*** Opening MATERIAL FOR THE TASK ***

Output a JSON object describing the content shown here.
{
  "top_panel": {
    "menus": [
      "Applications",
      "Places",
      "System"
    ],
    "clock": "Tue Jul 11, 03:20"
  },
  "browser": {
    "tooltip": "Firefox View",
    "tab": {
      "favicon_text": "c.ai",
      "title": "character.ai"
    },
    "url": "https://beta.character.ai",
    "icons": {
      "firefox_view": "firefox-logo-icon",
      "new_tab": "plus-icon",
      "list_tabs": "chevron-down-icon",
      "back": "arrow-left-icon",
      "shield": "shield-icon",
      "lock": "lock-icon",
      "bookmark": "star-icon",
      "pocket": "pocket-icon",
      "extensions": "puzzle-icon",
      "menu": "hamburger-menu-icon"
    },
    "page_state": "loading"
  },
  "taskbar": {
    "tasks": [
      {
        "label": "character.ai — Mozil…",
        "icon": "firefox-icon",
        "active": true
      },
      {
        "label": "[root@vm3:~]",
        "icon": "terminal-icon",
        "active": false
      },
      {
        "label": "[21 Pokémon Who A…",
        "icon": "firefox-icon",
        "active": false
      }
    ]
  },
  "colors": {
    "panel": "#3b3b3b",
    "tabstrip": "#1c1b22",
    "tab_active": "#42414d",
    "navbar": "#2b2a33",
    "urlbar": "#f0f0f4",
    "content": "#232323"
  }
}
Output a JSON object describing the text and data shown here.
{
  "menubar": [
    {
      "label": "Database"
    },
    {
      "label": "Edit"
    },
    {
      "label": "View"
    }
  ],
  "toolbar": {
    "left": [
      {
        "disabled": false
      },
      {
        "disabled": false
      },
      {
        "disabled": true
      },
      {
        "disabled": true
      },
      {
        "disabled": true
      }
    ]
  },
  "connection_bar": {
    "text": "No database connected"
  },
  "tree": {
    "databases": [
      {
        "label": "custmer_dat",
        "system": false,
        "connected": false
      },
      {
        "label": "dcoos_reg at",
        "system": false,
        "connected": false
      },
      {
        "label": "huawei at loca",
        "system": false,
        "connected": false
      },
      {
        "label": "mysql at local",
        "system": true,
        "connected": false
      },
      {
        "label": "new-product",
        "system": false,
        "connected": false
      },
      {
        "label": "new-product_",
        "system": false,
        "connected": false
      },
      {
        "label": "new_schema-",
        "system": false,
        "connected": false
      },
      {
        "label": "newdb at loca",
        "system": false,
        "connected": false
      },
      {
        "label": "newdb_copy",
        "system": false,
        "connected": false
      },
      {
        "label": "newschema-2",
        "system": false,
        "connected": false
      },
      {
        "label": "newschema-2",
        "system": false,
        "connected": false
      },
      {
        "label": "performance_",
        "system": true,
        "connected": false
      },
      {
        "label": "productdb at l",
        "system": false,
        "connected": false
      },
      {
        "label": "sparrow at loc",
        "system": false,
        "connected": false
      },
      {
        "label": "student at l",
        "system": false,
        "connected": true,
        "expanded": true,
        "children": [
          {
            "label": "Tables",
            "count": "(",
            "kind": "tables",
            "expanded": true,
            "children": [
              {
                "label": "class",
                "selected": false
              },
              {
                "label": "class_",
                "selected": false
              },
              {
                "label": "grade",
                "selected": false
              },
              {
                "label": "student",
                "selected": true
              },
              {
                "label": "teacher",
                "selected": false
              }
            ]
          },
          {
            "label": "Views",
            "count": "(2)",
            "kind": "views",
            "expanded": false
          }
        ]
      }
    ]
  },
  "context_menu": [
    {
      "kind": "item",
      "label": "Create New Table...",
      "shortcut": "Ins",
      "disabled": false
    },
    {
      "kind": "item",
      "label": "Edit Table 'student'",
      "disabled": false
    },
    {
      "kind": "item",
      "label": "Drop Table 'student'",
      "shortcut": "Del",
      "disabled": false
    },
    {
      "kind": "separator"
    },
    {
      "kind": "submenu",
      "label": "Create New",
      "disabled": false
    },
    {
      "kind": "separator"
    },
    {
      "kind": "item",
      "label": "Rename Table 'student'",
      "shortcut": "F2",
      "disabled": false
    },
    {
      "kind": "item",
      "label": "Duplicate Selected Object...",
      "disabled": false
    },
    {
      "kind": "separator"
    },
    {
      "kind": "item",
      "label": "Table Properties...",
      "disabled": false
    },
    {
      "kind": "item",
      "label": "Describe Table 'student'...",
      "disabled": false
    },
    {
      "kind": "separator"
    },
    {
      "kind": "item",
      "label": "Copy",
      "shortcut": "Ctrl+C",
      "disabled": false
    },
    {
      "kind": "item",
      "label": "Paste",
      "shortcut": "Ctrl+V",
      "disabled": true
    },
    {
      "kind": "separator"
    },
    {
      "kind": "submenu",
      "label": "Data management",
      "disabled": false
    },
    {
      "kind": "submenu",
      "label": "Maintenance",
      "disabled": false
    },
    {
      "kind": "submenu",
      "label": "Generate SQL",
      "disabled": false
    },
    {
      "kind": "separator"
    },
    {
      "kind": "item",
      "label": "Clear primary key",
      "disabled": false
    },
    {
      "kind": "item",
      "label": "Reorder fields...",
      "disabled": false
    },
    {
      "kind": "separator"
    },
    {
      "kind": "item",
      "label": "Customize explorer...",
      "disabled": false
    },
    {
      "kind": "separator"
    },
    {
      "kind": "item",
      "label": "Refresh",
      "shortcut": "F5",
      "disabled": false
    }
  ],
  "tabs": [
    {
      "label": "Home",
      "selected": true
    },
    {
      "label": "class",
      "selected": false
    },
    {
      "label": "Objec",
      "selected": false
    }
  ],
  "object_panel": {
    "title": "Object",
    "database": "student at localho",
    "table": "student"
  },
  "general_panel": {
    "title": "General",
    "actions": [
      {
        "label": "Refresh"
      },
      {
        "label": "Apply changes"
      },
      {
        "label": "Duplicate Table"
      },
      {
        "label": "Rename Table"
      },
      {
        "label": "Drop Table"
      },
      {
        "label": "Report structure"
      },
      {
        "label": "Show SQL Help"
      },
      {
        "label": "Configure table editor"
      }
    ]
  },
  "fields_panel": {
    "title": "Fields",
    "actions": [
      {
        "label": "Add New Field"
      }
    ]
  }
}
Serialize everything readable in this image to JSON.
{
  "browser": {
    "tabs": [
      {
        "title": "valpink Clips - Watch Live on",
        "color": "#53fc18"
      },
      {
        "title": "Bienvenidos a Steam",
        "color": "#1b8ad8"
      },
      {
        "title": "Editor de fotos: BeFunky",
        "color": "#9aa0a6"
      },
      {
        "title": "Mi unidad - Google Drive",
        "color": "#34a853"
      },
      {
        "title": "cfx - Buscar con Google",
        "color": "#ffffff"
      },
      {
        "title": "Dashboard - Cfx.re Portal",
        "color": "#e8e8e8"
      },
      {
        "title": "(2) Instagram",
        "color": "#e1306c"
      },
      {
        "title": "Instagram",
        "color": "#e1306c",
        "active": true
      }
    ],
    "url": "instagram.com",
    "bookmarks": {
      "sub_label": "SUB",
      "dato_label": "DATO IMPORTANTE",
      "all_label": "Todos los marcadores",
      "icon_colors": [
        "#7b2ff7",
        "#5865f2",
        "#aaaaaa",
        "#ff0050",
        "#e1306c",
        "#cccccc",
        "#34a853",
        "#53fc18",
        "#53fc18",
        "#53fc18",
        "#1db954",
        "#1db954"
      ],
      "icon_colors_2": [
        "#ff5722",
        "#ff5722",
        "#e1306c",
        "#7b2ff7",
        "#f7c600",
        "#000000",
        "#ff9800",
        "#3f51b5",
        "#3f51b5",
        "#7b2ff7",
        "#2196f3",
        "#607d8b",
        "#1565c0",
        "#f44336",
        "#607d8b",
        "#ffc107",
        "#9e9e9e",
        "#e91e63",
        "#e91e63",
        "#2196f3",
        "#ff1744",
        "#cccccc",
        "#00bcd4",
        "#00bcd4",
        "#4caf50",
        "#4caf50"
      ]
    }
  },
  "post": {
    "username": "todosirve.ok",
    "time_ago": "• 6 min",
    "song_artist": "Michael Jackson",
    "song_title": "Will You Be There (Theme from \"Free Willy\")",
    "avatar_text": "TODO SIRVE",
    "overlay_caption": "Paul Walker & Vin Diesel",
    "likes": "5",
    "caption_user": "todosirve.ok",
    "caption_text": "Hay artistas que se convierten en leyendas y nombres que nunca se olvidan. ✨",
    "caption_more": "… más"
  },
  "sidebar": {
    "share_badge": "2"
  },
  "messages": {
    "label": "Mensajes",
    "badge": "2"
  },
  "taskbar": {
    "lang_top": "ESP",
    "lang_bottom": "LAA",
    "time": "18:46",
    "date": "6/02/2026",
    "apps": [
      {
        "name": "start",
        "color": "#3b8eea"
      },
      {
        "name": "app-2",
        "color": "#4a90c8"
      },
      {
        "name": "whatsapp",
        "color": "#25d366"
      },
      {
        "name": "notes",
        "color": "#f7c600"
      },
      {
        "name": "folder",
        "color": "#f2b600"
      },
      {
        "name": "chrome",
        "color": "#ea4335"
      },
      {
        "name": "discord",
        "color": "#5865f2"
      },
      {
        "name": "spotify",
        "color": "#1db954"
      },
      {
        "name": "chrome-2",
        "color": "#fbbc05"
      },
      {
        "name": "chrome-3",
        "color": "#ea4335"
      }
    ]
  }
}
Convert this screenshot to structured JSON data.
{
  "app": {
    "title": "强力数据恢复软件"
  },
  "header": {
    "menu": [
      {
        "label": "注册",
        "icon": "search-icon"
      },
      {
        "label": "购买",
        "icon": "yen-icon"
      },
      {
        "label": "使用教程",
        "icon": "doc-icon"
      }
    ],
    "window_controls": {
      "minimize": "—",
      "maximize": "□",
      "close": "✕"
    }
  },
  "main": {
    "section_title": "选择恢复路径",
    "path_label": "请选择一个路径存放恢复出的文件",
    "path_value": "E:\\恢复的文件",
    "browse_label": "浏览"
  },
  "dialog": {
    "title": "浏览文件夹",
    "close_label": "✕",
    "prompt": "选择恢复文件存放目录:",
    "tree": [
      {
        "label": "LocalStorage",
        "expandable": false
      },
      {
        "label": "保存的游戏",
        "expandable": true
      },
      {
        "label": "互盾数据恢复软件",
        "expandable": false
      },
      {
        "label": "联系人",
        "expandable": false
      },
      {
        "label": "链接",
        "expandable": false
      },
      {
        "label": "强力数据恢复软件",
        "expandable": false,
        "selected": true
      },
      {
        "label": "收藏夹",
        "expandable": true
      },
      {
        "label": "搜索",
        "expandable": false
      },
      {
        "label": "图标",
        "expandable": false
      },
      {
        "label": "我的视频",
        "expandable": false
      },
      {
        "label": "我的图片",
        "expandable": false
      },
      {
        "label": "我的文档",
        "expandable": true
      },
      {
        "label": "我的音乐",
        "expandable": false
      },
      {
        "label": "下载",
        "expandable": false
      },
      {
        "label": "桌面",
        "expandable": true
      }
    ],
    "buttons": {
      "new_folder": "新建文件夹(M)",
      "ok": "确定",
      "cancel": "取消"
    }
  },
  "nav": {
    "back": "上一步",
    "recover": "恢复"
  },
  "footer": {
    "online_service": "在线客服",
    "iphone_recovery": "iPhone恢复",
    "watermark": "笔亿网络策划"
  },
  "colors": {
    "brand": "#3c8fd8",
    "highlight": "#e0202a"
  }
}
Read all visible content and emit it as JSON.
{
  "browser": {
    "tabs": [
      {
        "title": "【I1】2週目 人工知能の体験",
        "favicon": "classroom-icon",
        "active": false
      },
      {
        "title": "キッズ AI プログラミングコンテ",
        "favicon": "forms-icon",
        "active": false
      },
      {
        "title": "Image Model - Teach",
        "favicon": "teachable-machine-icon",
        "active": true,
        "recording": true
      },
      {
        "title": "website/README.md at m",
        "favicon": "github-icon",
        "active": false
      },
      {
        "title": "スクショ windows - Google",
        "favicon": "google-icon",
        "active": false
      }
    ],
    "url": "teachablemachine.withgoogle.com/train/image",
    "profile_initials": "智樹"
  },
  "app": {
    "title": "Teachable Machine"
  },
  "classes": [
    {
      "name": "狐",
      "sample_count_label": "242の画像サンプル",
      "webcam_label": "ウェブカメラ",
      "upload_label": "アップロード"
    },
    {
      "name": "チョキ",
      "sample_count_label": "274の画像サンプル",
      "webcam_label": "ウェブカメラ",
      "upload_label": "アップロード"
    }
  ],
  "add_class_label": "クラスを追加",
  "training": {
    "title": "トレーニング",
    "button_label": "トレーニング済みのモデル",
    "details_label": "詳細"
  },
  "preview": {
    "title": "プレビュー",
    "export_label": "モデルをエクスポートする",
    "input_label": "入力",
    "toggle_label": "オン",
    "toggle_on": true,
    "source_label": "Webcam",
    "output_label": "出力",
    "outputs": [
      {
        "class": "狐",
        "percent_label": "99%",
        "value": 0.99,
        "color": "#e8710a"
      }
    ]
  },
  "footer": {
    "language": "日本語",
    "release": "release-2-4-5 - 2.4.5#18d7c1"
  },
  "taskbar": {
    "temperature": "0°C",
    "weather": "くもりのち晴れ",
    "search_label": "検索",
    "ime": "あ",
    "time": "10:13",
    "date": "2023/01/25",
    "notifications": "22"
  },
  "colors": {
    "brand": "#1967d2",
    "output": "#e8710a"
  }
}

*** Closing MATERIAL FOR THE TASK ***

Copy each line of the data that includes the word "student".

        "label": "student at l",
                "label": "student",
      "label": "Edit Table 'student'",
      "label": "Drop Table 'student'",
      "label": "Rename Table 'student'",
      "label": "Describe Table 'student'...",
    "database": "student at localho",
    "table": "student"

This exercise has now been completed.